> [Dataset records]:
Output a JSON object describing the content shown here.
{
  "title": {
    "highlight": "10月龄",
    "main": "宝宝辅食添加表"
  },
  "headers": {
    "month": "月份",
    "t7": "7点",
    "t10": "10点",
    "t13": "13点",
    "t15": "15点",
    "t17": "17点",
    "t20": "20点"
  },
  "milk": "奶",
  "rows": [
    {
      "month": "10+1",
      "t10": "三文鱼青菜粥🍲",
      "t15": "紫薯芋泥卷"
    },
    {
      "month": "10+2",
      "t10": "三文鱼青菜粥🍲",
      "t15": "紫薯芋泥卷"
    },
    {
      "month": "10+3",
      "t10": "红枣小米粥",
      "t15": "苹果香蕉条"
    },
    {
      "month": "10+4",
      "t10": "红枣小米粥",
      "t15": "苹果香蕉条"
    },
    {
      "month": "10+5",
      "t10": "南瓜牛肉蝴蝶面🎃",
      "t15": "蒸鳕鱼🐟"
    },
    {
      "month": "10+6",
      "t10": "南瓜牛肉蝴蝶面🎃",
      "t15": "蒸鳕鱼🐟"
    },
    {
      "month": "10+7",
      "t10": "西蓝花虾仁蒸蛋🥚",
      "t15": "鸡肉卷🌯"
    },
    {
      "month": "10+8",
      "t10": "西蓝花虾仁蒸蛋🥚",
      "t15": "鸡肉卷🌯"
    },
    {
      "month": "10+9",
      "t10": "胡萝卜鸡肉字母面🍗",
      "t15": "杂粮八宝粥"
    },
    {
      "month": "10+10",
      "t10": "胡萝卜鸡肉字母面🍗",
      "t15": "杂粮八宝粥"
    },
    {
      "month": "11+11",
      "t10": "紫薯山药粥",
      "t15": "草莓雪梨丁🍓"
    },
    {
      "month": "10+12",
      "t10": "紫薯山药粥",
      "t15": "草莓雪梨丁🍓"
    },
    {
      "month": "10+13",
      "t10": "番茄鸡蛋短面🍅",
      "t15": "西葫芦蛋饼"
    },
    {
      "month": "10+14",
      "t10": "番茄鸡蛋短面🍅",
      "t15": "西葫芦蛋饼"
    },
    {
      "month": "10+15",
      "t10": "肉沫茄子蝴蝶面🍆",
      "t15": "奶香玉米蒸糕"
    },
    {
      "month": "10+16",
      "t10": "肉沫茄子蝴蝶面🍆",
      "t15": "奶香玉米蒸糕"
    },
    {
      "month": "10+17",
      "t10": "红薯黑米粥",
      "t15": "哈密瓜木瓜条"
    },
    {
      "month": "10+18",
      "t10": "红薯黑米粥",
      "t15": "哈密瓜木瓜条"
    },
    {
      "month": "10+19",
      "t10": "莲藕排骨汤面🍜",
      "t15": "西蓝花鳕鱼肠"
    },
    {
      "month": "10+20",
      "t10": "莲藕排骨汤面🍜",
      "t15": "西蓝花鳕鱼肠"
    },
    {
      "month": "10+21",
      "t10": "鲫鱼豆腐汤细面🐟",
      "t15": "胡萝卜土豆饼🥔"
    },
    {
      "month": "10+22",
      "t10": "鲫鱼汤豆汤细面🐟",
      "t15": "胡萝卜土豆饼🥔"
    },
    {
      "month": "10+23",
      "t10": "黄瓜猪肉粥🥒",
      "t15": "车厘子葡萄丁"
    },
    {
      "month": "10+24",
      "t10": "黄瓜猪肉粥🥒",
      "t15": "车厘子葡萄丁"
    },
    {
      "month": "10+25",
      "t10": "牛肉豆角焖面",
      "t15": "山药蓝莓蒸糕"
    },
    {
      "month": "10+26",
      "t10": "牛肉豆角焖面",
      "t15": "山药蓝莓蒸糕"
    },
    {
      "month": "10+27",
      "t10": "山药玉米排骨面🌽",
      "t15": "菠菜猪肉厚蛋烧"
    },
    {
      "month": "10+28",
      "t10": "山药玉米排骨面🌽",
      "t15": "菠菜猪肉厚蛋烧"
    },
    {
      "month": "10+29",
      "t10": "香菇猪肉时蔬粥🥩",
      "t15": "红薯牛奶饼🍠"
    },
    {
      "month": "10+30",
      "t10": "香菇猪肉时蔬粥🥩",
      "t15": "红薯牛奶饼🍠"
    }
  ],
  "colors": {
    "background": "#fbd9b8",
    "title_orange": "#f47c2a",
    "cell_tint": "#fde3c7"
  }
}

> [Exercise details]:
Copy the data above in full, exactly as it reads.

> [Output of the exercise]:
Output a JSON object describing the content shown here.
{
  "title": {
    "highlight": "10月龄",
    "main": "宝宝辅食添加表"
  },
  "headers": {
    "month": "月份",
    "t7": "7点",
    "t10": "10点",
    "t13": "13点",
    "t15": "15点",
    "t17": "17点",
    "t20": "20点"
  },
  "milk": "奶",
  "rows": [
    {
      "month": "10+1",
      "t10": "三文鱼青菜粥🍲",
      "t15": "紫薯芋泥卷"
    },
    {
      "month": "10+2",
      "t10": "三文鱼青菜粥🍲",
      "t15": "紫薯芋泥卷"
    },
    {
      "month": "10+3",
      "t10": "红枣小米粥",
      "t15": "苹果香蕉条"
    },
    {
      "month": "10+4",
      "t10": "红枣小米粥",
      "t15": "苹果香蕉条"
    },
    {
      "month": "10+5",
      "t10": "南瓜牛肉蝴蝶面🎃",
      "t15": "蒸鳕鱼🐟"
    },
    {
      "month": "10+6",
      "t10": "南瓜牛肉蝴蝶面🎃",
      "t15": "蒸鳕鱼🐟"
    },
    {
      "month": "10+7",
      "t10": "西蓝花虾仁蒸蛋🥚",
      "t15": "鸡肉卷🌯"
    },
    {
      "month": "10+8",
      "t10": "西蓝花虾仁蒸蛋🥚",
      "t15": "鸡肉卷🌯"
    },
    {
      "month": "10+9",
      "t10": "胡萝卜鸡肉字母面🍗",
      "t15": "杂粮八宝粥"
    },
    {
      "month": "10+10",
      "t10": "胡萝卜鸡肉字母面🍗",
      "t15": "杂粮八宝粥"
    },
    {
      "month": "11+11",
      "t10": "紫薯山药粥",
      "t15": "草莓雪梨丁🍓"
    },
    {
      "month": "10+12",
      "t10": "紫薯山药粥",
      "t15": "草莓雪梨丁🍓"
    },
    {
      "month": "10+13",
      "t10": "番茄鸡蛋短面🍅",
      "t15": "西葫芦蛋饼"
    },
    {
      "month": "10+14",
      "t10": "番茄鸡蛋短面🍅",
      "t15": "西葫芦蛋饼"
    },
    {
      "month": "10+15",
      "t10": "肉沫茄子蝴蝶面🍆",
      "t15": "奶香玉米蒸糕"
    },
    {
      "month": "10+16",
      "t10": "肉沫茄子蝴蝶面🍆",
      "t15": "奶香玉米蒸糕"
    },
    {
      "month": "10+17",
      "t10": "红薯黑米粥",
      "t15": "哈密瓜木瓜条"
    },
    {
      "month": "10+18",
      "t10": "红薯黑米粥",
      "t15": "哈密瓜木瓜条"
    },
    {
      "month": "10+19",
      "t10": "莲藕排骨汤面🍜",
      "t15": "西蓝花鳕鱼肠"
    },
    {
      "month": "10+20",
      "t10": "莲藕排骨汤面🍜",
      "t15": "西蓝花鳕鱼肠"
    },
    {
      "month": "10+21",
      "t10": "鲫鱼豆腐汤细面🐟",
      "t15": "胡萝卜土豆饼🥔"
    },
    {
      "month": "10+22",
      "t10": "鲫鱼汤豆汤细面🐟",
      "t15": "胡萝卜土豆饼🥔"
    },
    {
      "month": "10+23",
      "t10": "黄瓜猪肉粥🥒",
      "t15": "车厘子葡萄丁"
    },
    {
      "month": "10+24",
      "t10": "黄瓜猪肉粥🥒",
      "t15": "车厘子葡萄丁"
    },
    {
      "month": "10+25",
      "t10": "牛肉豆角焖面",
      "t15": "山药蓝莓蒸糕"
    },
    {
      "month": "10+26",
      "t10": "牛肉豆角焖面",
      "t15": "山药蓝莓蒸糕"
    },
    {
      "month": "10+27",
      "t10": "山药玉米排骨面🌽",
      "t15": "菠菜猪肉厚蛋烧"
    },
    {
      "month": "10+28",
      "t10": "山药玉米排骨面🌽",
      "t15": "菠菜猪肉厚蛋烧"
    },
    {
      "month": "10+29",
      "t10": "香菇猪肉时蔬粥🥩",
      "t15": "红薯牛奶饼🍠"
    },
    {
      "month": "10+30",
      "t10": "香菇猪肉时蔬粥🥩",
      "t15": "红薯牛奶饼🍠"
    }
  ],
  "colors": {
    "background": "#fbd9b8",
    "title_orange": "#f47c2a",
    "cell_tint": "#fde3c7"
  }
}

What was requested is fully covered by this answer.